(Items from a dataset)
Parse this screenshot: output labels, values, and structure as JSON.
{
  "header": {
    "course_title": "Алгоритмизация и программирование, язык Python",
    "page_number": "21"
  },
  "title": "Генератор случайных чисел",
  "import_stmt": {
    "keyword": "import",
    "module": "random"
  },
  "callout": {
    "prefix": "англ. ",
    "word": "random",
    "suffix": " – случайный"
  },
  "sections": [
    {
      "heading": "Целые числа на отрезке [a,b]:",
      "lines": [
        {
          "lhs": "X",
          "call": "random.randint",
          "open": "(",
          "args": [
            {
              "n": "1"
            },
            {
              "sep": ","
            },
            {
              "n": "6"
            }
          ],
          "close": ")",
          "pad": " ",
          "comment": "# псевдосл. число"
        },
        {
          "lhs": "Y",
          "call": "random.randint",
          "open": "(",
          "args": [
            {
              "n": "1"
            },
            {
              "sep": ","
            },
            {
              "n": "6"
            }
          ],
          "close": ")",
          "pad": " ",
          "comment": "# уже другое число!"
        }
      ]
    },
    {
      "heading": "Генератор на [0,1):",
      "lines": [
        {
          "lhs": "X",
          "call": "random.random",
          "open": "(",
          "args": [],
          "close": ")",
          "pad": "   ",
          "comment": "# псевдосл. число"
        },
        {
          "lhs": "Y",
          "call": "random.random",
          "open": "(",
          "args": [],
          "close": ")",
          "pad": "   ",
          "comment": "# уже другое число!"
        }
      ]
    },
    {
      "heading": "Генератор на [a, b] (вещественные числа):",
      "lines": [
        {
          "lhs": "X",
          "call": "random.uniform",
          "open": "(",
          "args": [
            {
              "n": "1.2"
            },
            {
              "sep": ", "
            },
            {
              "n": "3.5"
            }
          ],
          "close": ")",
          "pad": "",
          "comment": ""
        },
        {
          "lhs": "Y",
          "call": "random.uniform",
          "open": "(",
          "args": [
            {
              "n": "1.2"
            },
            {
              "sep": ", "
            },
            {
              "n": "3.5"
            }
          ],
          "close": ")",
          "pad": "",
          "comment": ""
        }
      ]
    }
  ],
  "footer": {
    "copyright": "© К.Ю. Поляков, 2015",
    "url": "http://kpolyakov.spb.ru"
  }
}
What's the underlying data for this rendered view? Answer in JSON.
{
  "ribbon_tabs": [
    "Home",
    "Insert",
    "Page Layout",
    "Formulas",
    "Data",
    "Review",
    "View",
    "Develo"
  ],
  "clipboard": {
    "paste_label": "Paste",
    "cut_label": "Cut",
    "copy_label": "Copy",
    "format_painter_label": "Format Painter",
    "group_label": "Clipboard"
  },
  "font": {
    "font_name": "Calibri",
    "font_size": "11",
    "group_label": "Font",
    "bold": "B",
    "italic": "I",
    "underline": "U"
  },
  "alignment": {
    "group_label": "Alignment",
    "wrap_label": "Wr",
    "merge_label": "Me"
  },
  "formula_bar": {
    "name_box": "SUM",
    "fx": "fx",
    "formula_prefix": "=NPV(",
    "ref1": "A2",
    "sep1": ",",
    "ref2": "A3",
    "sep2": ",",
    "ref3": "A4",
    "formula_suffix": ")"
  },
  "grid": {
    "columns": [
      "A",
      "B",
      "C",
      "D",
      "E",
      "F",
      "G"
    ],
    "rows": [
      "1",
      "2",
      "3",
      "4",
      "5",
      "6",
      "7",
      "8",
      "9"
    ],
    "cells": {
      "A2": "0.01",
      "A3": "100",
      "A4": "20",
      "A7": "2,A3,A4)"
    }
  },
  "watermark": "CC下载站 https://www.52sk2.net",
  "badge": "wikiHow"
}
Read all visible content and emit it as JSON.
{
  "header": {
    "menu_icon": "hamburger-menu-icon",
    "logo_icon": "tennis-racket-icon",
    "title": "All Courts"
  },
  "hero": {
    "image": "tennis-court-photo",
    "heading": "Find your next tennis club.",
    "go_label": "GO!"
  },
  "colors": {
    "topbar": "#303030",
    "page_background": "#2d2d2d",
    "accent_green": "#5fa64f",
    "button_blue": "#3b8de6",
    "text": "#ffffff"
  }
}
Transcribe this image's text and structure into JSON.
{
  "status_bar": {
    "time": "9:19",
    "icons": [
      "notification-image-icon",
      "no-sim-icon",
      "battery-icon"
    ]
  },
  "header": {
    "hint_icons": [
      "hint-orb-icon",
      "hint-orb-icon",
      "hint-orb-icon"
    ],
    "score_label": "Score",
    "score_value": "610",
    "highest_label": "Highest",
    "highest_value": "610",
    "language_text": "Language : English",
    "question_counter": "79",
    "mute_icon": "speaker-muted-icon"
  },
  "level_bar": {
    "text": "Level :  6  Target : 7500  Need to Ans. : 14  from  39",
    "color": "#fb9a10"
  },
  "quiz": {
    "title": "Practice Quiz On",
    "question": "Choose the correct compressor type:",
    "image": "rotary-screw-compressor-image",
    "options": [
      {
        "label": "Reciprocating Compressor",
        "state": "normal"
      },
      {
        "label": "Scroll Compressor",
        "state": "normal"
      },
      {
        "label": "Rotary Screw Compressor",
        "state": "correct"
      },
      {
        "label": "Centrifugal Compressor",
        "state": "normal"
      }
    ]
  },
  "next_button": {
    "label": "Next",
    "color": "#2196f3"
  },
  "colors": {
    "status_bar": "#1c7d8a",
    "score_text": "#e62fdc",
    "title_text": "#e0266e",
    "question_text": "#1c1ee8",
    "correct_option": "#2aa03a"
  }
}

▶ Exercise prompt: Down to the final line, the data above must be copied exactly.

▶ Worked solution:
Parse this screenshot: output labels, values, and structure as JSON.
{
  "header": {
    "course_title": "Алгоритмизация и программирование, язык Python",
    "page_number": "21"
  },
  "title": "Генератор случайных чисел",
  "import_stmt": {
    "keyword": "import",
    "module": "random"
  },
  "callout": {
    "prefix": "англ. ",
    "word": "random",
    "suffix": " – случайный"
  },
  "sections": [
    {
      "heading": "Целые числа на отрезке [a,b]:",
      "lines": [
        {
          "lhs": "X",
          "call": "random.randint",
          "open": "(",
          "args": [
            {
              "n": "1"
            },
            {
              "sep": ","
            },
            {
              "n": "6"
            }
          ],
          "close": ")",
          "pad": " ",
          "comment": "# псевдосл. число"
        },
        {
          "lhs": "Y",
          "call": "random.randint",
          "open": "(",
          "args": [
            {
              "n": "1"
            },
            {
              "sep": ","
            },
            {
              "n": "6"
            }
          ],
          "close": ")",
          "pad": " ",
          "comment": "# уже другое число!"
        }
      ]
    },
    {
      "heading": "Генератор на [0,1):",
      "lines": [
        {
          "lhs": "X",
          "call": "random.random",
          "open": "(",
          "args": [],
          "close": ")",
          "pad": "   ",
          "comment": "# псевдосл. число"
        },
        {
          "lhs": "Y",
          "call": "random.random",
          "open": "(",
          "args": [],
          "close": ")",
          "pad": "   ",
          "comment": "# уже другое число!"
        }
      ]
    },
    {
      "heading": "Генератор на [a, b] (вещественные числа):",
      "lines": [
        {
          "lhs": "X",
          "call": "random.uniform",
          "open": "(",
          "args": [
            {
              "n": "1.2"
            },
            {
              "sep": ", "
            },
            {
              "n": "3.5"
            }
          ],
          "close": ")",
          "pad": "",
          "comment": ""
        },
        {
          "lhs": "Y",
          "call": "random.uniform",
          "open": "(",
          "args": [
            {
              "n": "1.2"
            },
            {
              "sep": ", "
            },
            {
              "n": "3.5"
            }
          ],
          "close": ")",
          "pad": "",
          "comment": ""
        }
      ]
    }
  ],
  "footer": {
    "copyright": "© К.Ю. Поляков, 2015",
    "url": "http://kpolyakov.spb.ru"
  }
}
What's the underlying data for this rendered view? Answer in JSON.
{
  "ribbon_tabs": [
    "Home",
    "Insert",
    "Page Layout",
    "Formulas",
    "Data",
    "Review",
    "View",
    "Develo"
  ],
  "clipboard": {
    "paste_label": "Paste",
    "cut_label": "Cut",
    "copy_label": "Copy",
    "format_painter_label": "Format Painter",
    "group_label": "Clipboard"
  },
  "font": {
    "font_name": "Calibri",
    "font_size": "11",
    "group_label": "Font",
    "bold": "B",
    "italic": "I",
    "underline": "U"
  },
  "alignment": {
    "group_label": "Alignment",
    "wrap_label": "Wr",
    "merge_label": "Me"
  },
  "formula_bar": {
    "name_box": "SUM",
    "fx": "fx",
    "formula_prefix": "=NPV(",
    "ref1": "A2",
    "sep1": ",",
    "ref2": "A3",
    "sep2": ",",
    "ref3": "A4",
    "formula_suffix": ")"
  },
  "grid": {
    "columns": [
      "A",
      "B",
      "C",
      "D",
      "E",
      "F",
      "G"
    ],
    "rows": [
      "1",
      "2",
      "3",
      "4",
      "5",
      "6",
      "7",
      "8",
      "9"
    ],
    "cells": {
      "A2": "0.01",
      "A3": "100",
      "A4": "20",
      "A7": "2,A3,A4)"
    }
  },
  "watermark": "CC下载站 https://www.52sk2.net",
  "badge": "wikiHow"
}
Read all visible content and emit it as JSON.
{
  "header": {
    "menu_icon": "hamburger-menu-icon",
    "logo_icon": "tennis-racket-icon",
    "title": "All Courts"
  },
  "hero": {
    "image": "tennis-court-photo",
    "heading": "Find your next tennis club.",
    "go_label": "GO!"
  },
  "colors": {
    "topbar": "#303030",
    "page_background": "#2d2d2d",
    "accent_green": "#5fa64f",
    "button_blue": "#3b8de6",
    "text": "#ffffff"
  }
}
Transcribe this image's text and structure into JSON.
{
  "status_bar": {
    "time": "9:19",
    "icons": [
      "notification-image-icon",
      "no-sim-icon",
      "battery-icon"
    ]
  },
  "header": {
    "hint_icons": [
      "hint-orb-icon",
      "hint-orb-icon",
      "hint-orb-icon"
    ],
    "score_label": "Score",
    "score_value": "610",
    "highest_label": "Highest",
    "highest_value": "610",
    "language_text": "Language : English",
    "question_counter": "79",
    "mute_icon": "speaker-muted-icon"
  },
  "level_bar": {
    "text": "Level :  6  Target : 7500  Need to Ans. : 14  from  39",
    "color": "#fb9a10"
  },
  "quiz": {
    "title": "Practice Quiz On",
    "question": "Choose the correct compressor type:",
    "image": "rotary-screw-compressor-image",
    "options": [
      {
        "label": "Reciprocating Compressor",
        "state": "normal"
      },
      {
        "label": "Scroll Compressor",
        "state": "normal"
      },
      {
        "label": "Rotary Screw Compressor",
        "state": "correct"
      },
      {
        "label": "Centrifugal Compressor",
        "state": "normal"
      }
    ]
  },
  "next_button": {
    "label": "Next",
    "color": "#2196f3"
  },
  "colors": {
    "status_bar": "#1c7d8a",
    "score_text": "#e62fdc",
    "title_text": "#e0266e",
    "question_text": "#1c1ee8",
    "correct_option": "#2aa03a"
  }
}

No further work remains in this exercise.